>>

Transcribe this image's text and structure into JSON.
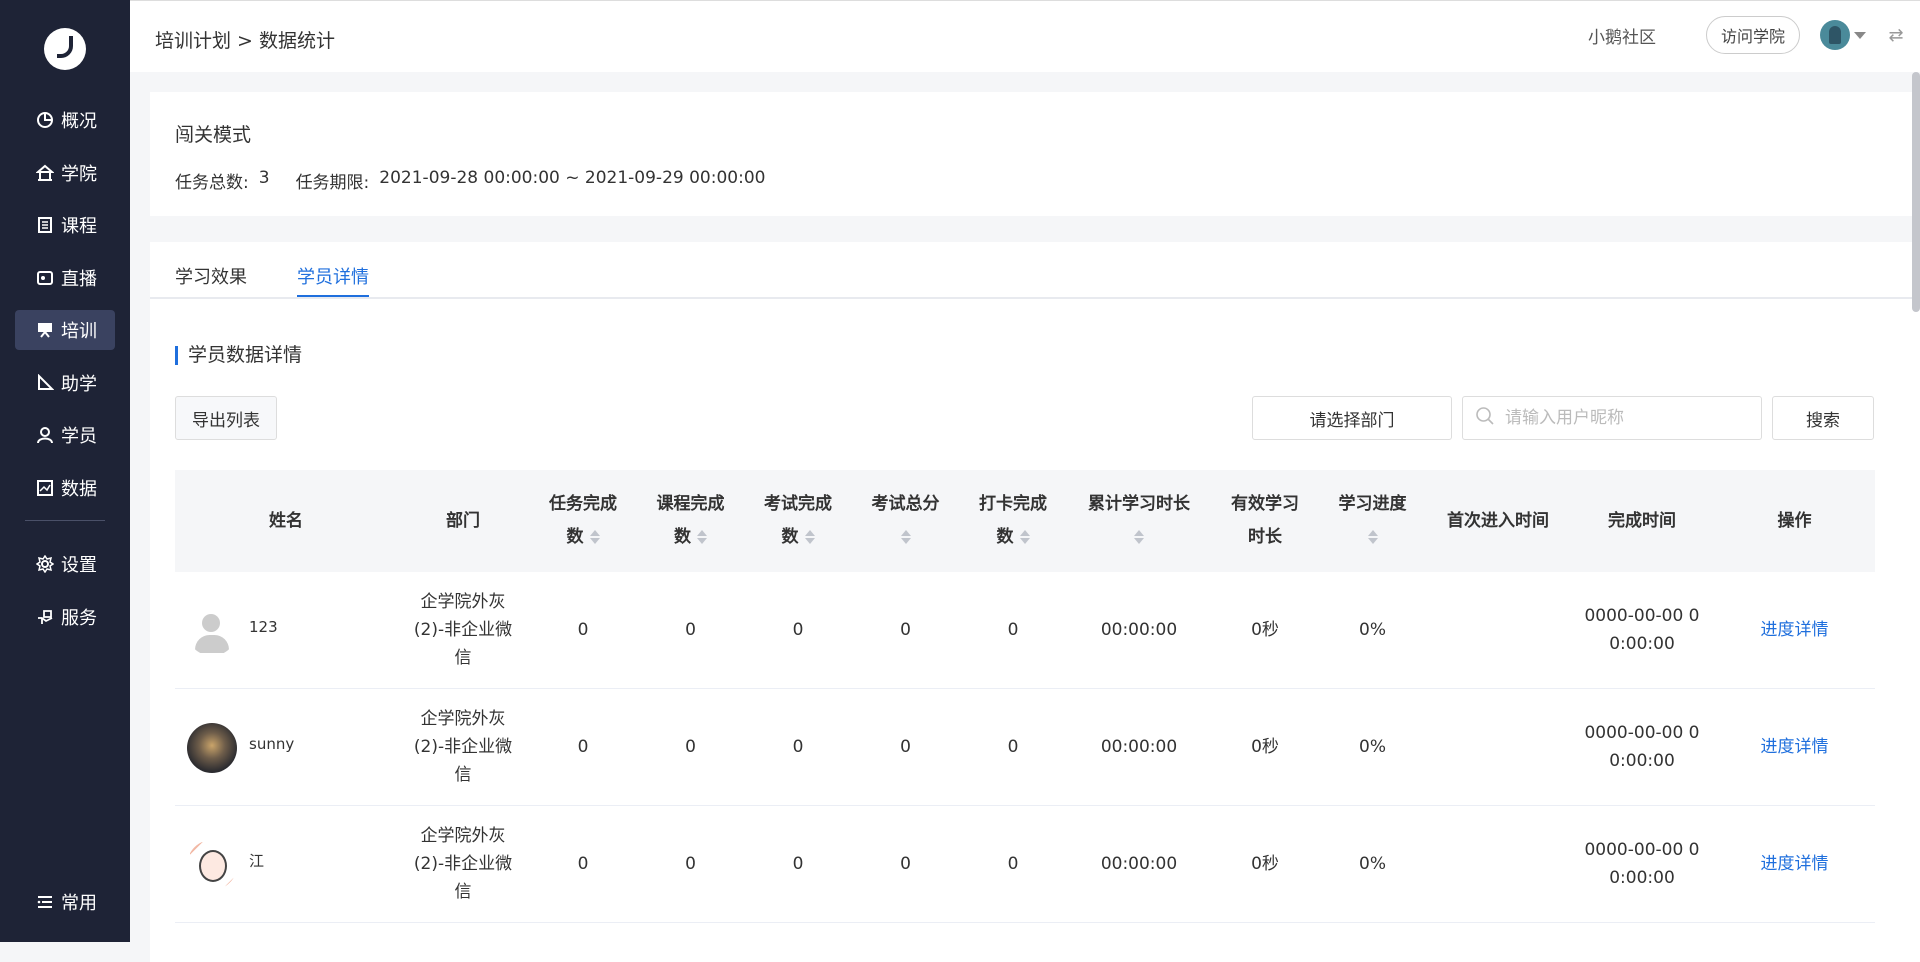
{
  "sidebar": {
    "items": [
      {
        "label": "概况",
        "icon": "pie-chart-icon"
      },
      {
        "label": "学院",
        "icon": "college-icon"
      },
      {
        "label": "课程",
        "icon": "book-icon"
      },
      {
        "label": "直播",
        "icon": "live-icon"
      },
      {
        "label": "培训",
        "icon": "training-icon",
        "active": true
      },
      {
        "label": "助学",
        "icon": "ruler-icon"
      },
      {
        "label": "学员",
        "icon": "user-icon"
      },
      {
        "label": "数据",
        "icon": "data-icon"
      },
      {
        "label": "设置",
        "icon": "gear-icon"
      },
      {
        "label": "服务",
        "icon": "service-icon"
      }
    ],
    "bottom": {
      "label": "常用",
      "icon": "list-icon"
    }
  },
  "header": {
    "breadcrumb": "培训计划 > 数据统计",
    "community": "小鹅社区",
    "visit": "访问学院"
  },
  "summary": {
    "title": "闯关模式",
    "total_label": "任务总数:",
    "total_value": "3",
    "period_label": "任务期限:",
    "period_value": "2021-09-28 00:00:00 ~ 2021-09-29 00:00:00"
  },
  "tabs": [
    "学习效果",
    "学员详情"
  ],
  "section_title": "学员数据详情",
  "toolbar": {
    "export": "导出列表",
    "dept": "请选择部门",
    "search_placeholder": "请输入用户昵称",
    "search": "搜索"
  },
  "table": {
    "headers": [
      "姓名",
      "部门",
      "任务完成",
      "数",
      "课程完成",
      "数",
      "考试完成",
      "数",
      "考试总分",
      "打卡完成",
      "数",
      "累计学习时长",
      "有效学习",
      "时长",
      "学习进度",
      "首次进入时间",
      "完成时间",
      "操作"
    ],
    "rows": [
      {
        "name": "123",
        "dept1": "企学院外灰",
        "dept2": "(2)-非企业微",
        "dept3": "信",
        "task": "0",
        "course": "0",
        "exam": "0",
        "score": "0",
        "checkin": "0",
        "total_time": "00:00:00",
        "effective": "0秒",
        "progress": "0%",
        "first": "",
        "finish1": "0000-00-00 0",
        "finish2": "0:00:00",
        "action": "进度详情"
      },
      {
        "name": "sunny",
        "dept1": "企学院外灰",
        "dept2": "(2)-非企业微",
        "dept3": "信",
        "task": "0",
        "course": "0",
        "exam": "0",
        "score": "0",
        "checkin": "0",
        "total_time": "00:00:00",
        "effective": "0秒",
        "progress": "0%",
        "first": "",
        "finish1": "0000-00-00 0",
        "finish2": "0:00:00",
        "action": "进度详情"
      },
      {
        "name": "江",
        "dept1": "企学院外灰",
        "dept2": "(2)-非企业微",
        "dept3": "信",
        "task": "0",
        "course": "0",
        "exam": "0",
        "score": "0",
        "checkin": "0",
        "total_time": "00:00:00",
        "effective": "0秒",
        "progress": "0%",
        "first": "",
        "finish1": "0000-00-00 0",
        "finish2": "0:00:00",
        "action": "进度详情"
      }
    ]
  },
  "colors": {
    "accent": "#1f6fdd",
    "sidebar_bg": "#1e2336",
    "active_bg": "#3a4260"
  }
}
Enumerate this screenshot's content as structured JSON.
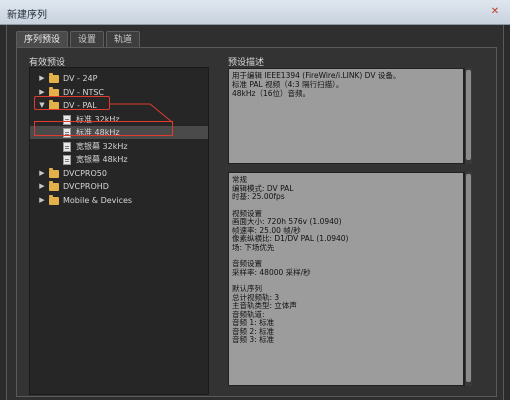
{
  "window": {
    "title": "新建序列",
    "close_glyph": "✕"
  },
  "tabs": [
    {
      "label": "序列预设",
      "active": true
    },
    {
      "label": "设置",
      "active": false
    },
    {
      "label": "轨道",
      "active": false
    }
  ],
  "presets": {
    "label": "有效预设",
    "items": [
      {
        "type": "folder",
        "label": "DV - 24P",
        "expanded": false
      },
      {
        "type": "folder",
        "label": "DV - NTSC",
        "expanded": false
      },
      {
        "type": "folder",
        "label": "DV - PAL",
        "expanded": true
      },
      {
        "type": "file",
        "label": "标准 32kHz"
      },
      {
        "type": "file",
        "label": "标准 48kHz",
        "selected": true
      },
      {
        "type": "file",
        "label": "宽银幕 32kHz"
      },
      {
        "type": "file",
        "label": "宽银幕 48kHz"
      },
      {
        "type": "folder",
        "label": "DVCPRO50",
        "expanded": false
      },
      {
        "type": "folder",
        "label": "DVCPROHD",
        "expanded": false
      },
      {
        "type": "folder",
        "label": "Mobile & Devices",
        "expanded": false
      }
    ]
  },
  "description": {
    "label": "预设描述",
    "lines": [
      "用于编辑 IEEE1394 (FireWire/i.LINK) DV 设备。",
      "标准 PAL 视频（4:3 隔行扫描）。",
      "48kHz（16位）音频。"
    ]
  },
  "general": {
    "lines": [
      "常规",
      "编辑模式: DV PAL",
      "时基: 25.00fps",
      "",
      "视频设置",
      "画面大小: 720h 576v (1.0940)",
      "帧速率: 25.00 帧/秒",
      "像素纵横比: D1/DV PAL (1.0940)",
      "场: 下场优先",
      "",
      "音频设置",
      "采样率: 48000 采样/秒",
      "",
      "默认序列",
      "总计视频轨: 3",
      "主音轨类型: 立体声",
      "音频轨道:",
      "音频 1: 标准",
      "音频 2: 标准",
      "音频 3: 标准"
    ]
  },
  "colors": {
    "highlight_red": "#e23b2e",
    "folder_yellow": "#e3b04a"
  }
}
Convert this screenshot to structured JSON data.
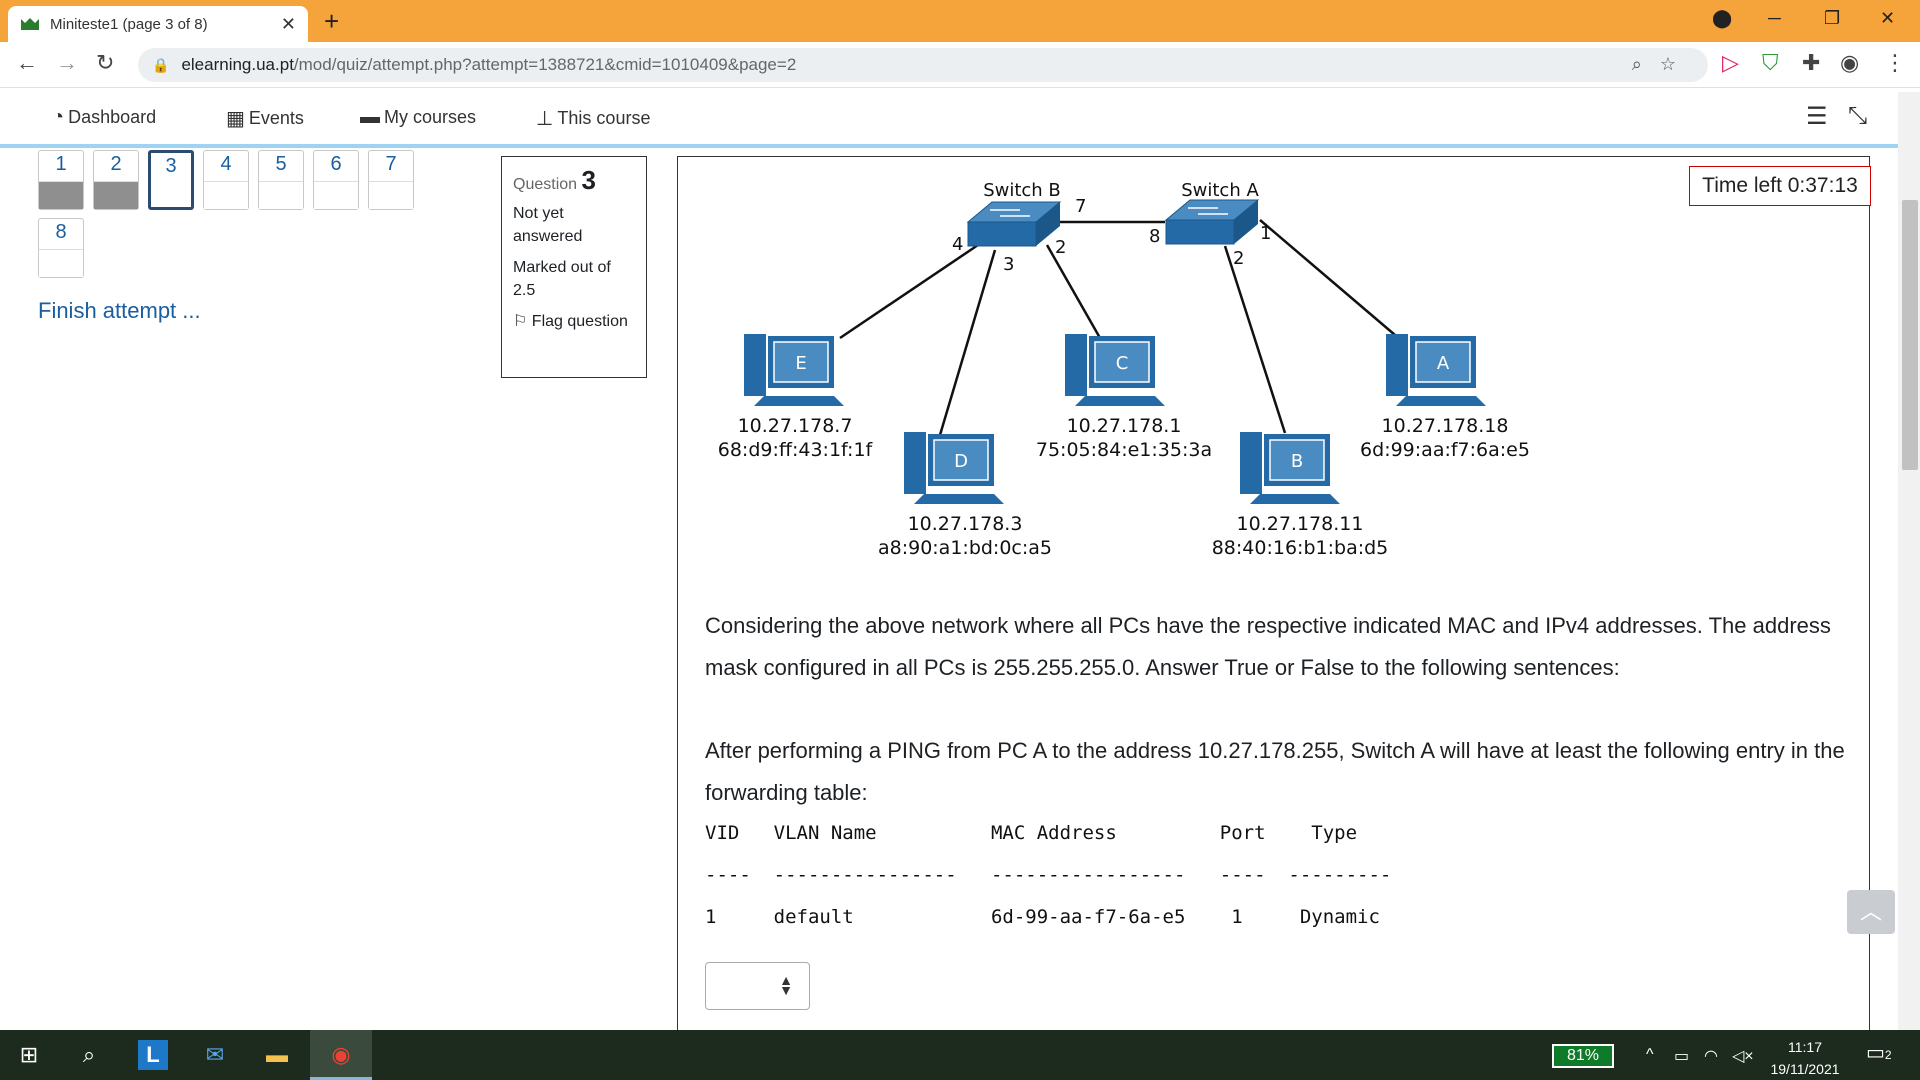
{
  "browser": {
    "tab_title": "Miniteste1 (page 3 of 8)",
    "tab_close": "✕",
    "new_tab": "+",
    "url_host": "elearning.ua.pt",
    "url_path": "/mod/quiz/attempt.php?attempt=1388721&cmid=1010409&page=2"
  },
  "moodle_nav": {
    "items": [
      {
        "label": "Dashboard",
        "icon": "dashboard-icon"
      },
      {
        "label": "Events",
        "icon": "calendar-icon"
      },
      {
        "label": "My courses",
        "icon": "briefcase-icon"
      },
      {
        "label": "This course",
        "icon": "sitemap-icon"
      }
    ]
  },
  "quiz_nav": {
    "questions": [
      {
        "num": "1",
        "state": "answered"
      },
      {
        "num": "2",
        "state": "answered"
      },
      {
        "num": "3",
        "state": "current"
      },
      {
        "num": "4",
        "state": "notyet"
      },
      {
        "num": "5",
        "state": "notyet"
      },
      {
        "num": "6",
        "state": "notyet"
      },
      {
        "num": "7",
        "state": "notyet"
      },
      {
        "num": "8",
        "state": "notyet"
      }
    ],
    "finish": "Finish attempt ..."
  },
  "question_info": {
    "label": "Question",
    "number": "3",
    "state": "Not yet answered",
    "grade": "Marked out of 2.5",
    "flag": "Flag question"
  },
  "timer": "Time left 0:37:13",
  "diagram": {
    "switch_b": {
      "label": "Switch B",
      "ports": [
        "7",
        "4",
        "3",
        "2"
      ]
    },
    "switch_a": {
      "label": "Switch A",
      "ports": [
        "8",
        "1",
        "2"
      ]
    },
    "pcs": [
      {
        "name": "E",
        "ip": "10.27.178.7",
        "mac": "68:d9:ff:43:1f:1f"
      },
      {
        "name": "D",
        "ip": "10.27.178.3",
        "mac": "a8:90:a1:bd:0c:a5"
      },
      {
        "name": "C",
        "ip": "10.27.178.1",
        "mac": "75:05:84:e1:35:3a"
      },
      {
        "name": "B",
        "ip": "10.27.178.11",
        "mac": "88:40:16:b1:ba:d5"
      },
      {
        "name": "A",
        "ip": "10.27.178.18",
        "mac": "6d:99:aa:f7:6a:e5"
      }
    ]
  },
  "question": {
    "intro": "Considering the above network where all PCs have the respective indicated MAC and IPv4 addresses. The address mask configured in all PCs is 255.255.255.0. Answer True or False to the following sentences:",
    "statement": "After performing a PING from PC A to the address 10.27.178.255, Switch A will have at least the following entry in the forwarding table:",
    "table_header": "VID   VLAN Name          MAC Address         Port    Type",
    "table_sep": "----  ----------------   -----------------   ----  ---------",
    "table_row": "1     default            6d-99-aa-f7-6a-e5    1     Dynamic"
  },
  "taskbar": {
    "battery": "81%",
    "time": "11:17",
    "date": "19/11/2021",
    "notifications": "2"
  }
}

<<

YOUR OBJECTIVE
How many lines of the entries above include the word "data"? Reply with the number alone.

WRITTEN ANSWER
2